━━━━━ Entries supplied ━━━━━

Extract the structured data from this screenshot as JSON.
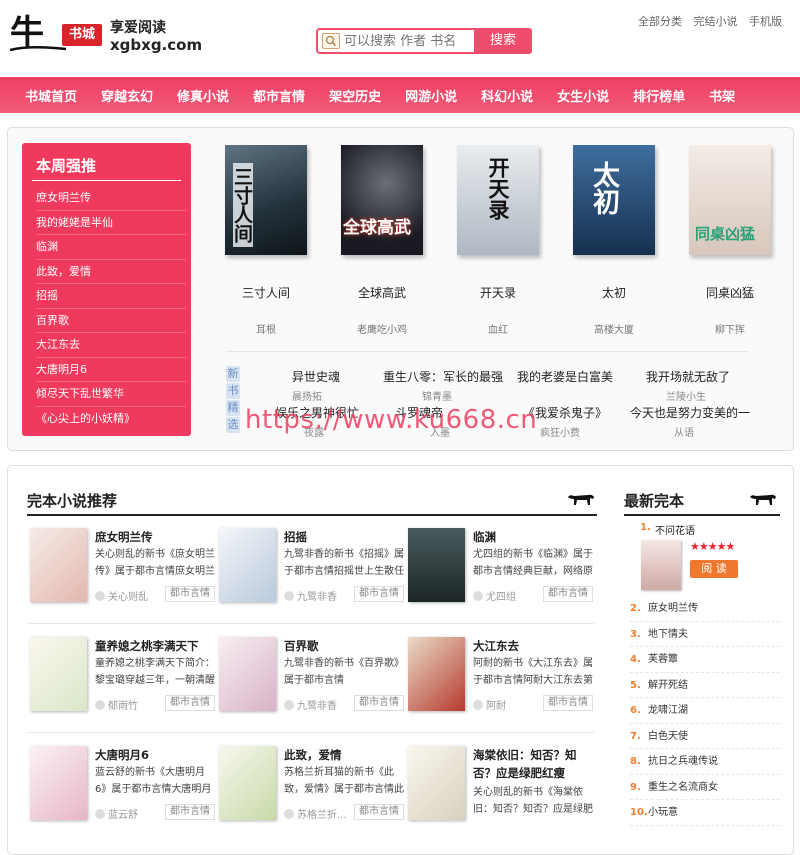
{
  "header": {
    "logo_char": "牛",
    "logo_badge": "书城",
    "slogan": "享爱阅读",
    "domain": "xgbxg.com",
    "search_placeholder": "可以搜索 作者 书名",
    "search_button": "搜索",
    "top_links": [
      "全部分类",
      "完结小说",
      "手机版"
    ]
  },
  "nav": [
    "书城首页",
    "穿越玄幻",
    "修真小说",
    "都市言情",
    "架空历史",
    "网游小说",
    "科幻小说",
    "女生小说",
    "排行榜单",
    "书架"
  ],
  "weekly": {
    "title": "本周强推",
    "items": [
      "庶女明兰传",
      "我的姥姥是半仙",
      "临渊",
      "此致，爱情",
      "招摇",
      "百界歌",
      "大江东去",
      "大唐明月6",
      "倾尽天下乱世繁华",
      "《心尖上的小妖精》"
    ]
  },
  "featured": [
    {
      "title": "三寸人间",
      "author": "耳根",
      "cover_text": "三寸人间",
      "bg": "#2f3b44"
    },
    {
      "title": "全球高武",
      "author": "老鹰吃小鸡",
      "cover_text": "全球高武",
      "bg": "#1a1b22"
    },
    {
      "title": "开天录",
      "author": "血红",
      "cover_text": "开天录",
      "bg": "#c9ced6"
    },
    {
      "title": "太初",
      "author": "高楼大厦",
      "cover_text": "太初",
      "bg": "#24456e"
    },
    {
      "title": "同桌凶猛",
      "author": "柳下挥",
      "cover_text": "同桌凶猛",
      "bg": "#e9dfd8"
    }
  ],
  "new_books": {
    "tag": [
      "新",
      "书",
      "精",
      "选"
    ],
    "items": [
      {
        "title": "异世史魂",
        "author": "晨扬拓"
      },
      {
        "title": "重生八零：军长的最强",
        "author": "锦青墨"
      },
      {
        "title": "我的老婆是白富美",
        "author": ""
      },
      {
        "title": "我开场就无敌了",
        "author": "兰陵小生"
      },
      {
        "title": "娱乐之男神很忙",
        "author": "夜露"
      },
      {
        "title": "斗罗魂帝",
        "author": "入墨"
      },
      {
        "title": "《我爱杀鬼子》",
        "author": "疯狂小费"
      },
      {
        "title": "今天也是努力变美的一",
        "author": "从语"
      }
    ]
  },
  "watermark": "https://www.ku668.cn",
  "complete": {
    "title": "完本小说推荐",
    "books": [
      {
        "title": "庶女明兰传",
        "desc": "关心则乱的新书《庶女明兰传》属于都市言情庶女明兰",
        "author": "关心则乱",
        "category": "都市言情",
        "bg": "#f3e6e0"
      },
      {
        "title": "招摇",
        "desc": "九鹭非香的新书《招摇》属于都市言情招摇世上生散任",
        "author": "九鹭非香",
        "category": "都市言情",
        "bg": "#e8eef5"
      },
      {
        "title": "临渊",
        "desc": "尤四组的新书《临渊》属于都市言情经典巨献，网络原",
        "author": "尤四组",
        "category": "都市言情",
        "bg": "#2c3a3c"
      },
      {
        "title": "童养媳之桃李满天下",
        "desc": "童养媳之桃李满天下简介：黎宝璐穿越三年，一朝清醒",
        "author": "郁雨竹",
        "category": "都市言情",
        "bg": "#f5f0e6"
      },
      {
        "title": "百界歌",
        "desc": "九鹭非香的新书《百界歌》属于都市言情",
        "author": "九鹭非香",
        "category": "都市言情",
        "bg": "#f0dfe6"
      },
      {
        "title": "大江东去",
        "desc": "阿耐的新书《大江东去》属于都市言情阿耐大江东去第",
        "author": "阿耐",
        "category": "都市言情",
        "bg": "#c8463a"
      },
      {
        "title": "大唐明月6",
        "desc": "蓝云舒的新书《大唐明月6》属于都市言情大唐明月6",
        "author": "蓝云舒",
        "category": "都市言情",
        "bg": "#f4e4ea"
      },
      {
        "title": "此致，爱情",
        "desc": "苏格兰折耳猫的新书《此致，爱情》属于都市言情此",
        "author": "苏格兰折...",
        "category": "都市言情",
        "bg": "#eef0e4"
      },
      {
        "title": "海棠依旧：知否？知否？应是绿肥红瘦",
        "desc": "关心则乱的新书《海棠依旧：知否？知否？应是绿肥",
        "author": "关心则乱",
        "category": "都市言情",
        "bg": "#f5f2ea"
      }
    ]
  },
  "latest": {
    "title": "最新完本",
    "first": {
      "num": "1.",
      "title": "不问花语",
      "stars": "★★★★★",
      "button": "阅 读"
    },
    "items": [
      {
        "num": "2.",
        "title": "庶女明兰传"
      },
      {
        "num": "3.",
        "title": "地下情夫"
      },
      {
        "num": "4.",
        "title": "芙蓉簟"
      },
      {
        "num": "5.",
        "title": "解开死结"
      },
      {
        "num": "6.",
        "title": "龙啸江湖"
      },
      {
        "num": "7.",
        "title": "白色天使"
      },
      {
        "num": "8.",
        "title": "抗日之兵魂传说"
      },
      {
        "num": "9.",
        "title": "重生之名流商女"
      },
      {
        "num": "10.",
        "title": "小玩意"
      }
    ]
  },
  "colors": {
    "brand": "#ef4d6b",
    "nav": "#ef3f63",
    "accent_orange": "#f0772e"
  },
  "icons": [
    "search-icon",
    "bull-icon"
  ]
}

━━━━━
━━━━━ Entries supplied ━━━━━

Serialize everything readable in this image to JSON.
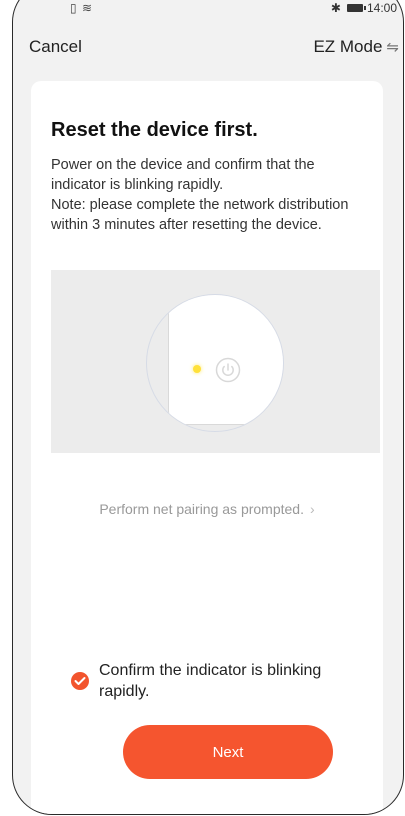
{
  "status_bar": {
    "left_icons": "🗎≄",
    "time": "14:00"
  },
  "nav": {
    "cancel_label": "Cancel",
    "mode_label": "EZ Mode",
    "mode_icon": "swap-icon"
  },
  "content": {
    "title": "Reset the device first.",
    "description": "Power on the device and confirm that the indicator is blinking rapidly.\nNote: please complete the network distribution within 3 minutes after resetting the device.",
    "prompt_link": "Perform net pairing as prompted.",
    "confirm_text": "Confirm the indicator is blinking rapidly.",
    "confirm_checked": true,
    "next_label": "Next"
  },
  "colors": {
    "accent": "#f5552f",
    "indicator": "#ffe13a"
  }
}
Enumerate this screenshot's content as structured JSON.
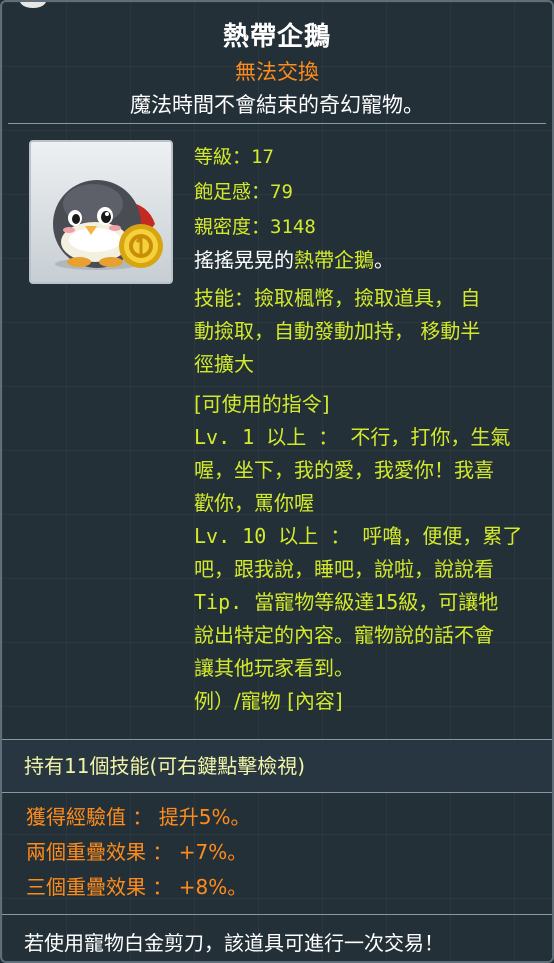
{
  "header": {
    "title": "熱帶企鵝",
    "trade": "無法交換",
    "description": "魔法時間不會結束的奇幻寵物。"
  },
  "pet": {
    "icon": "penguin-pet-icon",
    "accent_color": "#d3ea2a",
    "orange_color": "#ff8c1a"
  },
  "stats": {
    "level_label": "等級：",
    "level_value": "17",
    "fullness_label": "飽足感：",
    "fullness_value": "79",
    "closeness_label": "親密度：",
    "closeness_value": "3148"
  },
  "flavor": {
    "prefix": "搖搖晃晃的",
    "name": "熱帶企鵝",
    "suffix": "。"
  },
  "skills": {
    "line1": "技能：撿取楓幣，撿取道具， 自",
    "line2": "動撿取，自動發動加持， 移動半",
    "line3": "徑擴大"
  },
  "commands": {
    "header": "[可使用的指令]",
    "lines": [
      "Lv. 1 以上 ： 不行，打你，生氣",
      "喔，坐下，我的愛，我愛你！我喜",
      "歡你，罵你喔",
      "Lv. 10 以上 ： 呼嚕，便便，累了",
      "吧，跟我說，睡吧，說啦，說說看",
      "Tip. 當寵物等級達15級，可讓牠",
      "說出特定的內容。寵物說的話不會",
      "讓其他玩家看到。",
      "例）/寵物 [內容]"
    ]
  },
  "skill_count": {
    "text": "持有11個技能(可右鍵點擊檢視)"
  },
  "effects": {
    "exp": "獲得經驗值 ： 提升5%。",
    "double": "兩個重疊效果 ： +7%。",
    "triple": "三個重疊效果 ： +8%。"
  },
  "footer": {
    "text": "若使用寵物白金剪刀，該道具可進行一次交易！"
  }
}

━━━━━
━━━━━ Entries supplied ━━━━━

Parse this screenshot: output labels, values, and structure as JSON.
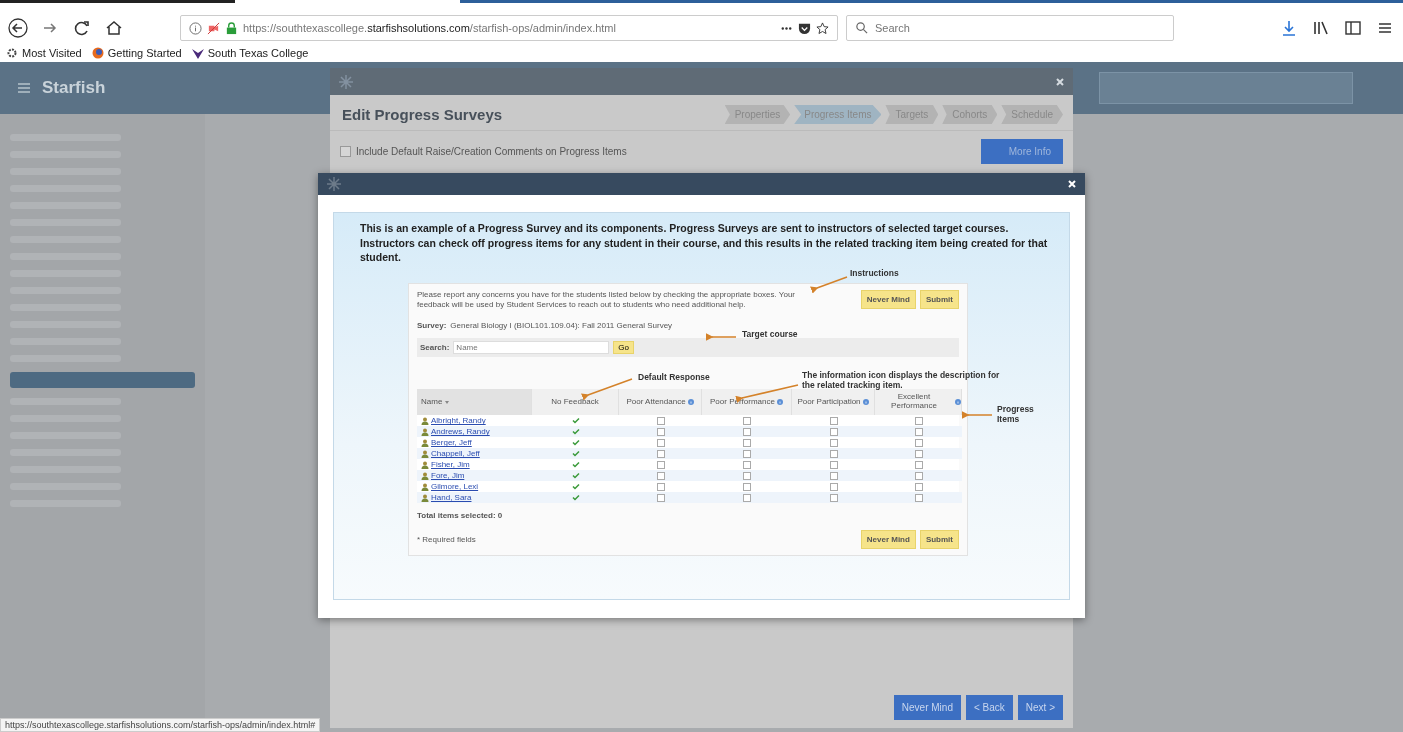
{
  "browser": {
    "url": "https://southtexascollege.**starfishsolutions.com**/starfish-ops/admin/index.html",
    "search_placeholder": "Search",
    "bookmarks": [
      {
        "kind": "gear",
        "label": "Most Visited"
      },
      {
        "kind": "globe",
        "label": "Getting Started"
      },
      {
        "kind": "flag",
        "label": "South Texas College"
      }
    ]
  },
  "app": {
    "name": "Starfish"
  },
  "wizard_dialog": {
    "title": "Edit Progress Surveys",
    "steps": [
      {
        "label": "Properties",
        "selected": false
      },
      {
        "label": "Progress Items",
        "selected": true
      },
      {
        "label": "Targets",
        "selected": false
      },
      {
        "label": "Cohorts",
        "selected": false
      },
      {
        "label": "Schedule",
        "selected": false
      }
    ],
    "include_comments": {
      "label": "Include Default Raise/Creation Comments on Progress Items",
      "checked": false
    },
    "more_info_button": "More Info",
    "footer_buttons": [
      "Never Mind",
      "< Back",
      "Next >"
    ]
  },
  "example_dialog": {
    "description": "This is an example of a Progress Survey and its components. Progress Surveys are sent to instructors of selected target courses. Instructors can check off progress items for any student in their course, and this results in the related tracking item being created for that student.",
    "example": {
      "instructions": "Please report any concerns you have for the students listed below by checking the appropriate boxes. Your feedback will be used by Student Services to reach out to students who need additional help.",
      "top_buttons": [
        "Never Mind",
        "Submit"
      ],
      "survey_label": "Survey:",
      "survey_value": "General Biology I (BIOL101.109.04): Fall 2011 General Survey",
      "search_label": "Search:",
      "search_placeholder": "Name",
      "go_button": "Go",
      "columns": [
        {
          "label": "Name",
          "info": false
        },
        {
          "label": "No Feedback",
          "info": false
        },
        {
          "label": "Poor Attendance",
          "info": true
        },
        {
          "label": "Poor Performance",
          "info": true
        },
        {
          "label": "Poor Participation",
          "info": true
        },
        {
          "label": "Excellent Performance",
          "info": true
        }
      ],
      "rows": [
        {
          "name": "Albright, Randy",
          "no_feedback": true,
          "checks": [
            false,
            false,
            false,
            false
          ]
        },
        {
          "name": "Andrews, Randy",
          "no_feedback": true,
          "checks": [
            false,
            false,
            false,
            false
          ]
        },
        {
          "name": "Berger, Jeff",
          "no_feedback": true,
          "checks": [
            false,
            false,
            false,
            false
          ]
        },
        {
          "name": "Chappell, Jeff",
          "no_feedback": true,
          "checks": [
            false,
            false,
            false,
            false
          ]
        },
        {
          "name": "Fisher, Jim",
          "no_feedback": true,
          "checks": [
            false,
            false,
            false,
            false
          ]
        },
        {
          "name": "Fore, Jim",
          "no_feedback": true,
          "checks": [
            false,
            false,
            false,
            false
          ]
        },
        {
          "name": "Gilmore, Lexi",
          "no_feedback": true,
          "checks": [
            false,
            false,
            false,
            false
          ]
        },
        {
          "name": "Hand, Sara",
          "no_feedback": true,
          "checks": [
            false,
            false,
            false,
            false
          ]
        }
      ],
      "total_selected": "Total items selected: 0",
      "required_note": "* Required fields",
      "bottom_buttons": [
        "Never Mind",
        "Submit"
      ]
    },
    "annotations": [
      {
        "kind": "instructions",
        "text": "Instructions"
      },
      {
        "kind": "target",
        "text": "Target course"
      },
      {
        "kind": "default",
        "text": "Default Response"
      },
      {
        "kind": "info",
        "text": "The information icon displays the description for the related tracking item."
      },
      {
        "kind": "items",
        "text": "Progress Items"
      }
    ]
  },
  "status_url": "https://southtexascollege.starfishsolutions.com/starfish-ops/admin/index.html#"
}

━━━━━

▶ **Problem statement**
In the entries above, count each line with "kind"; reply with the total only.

▶ **Written response**
8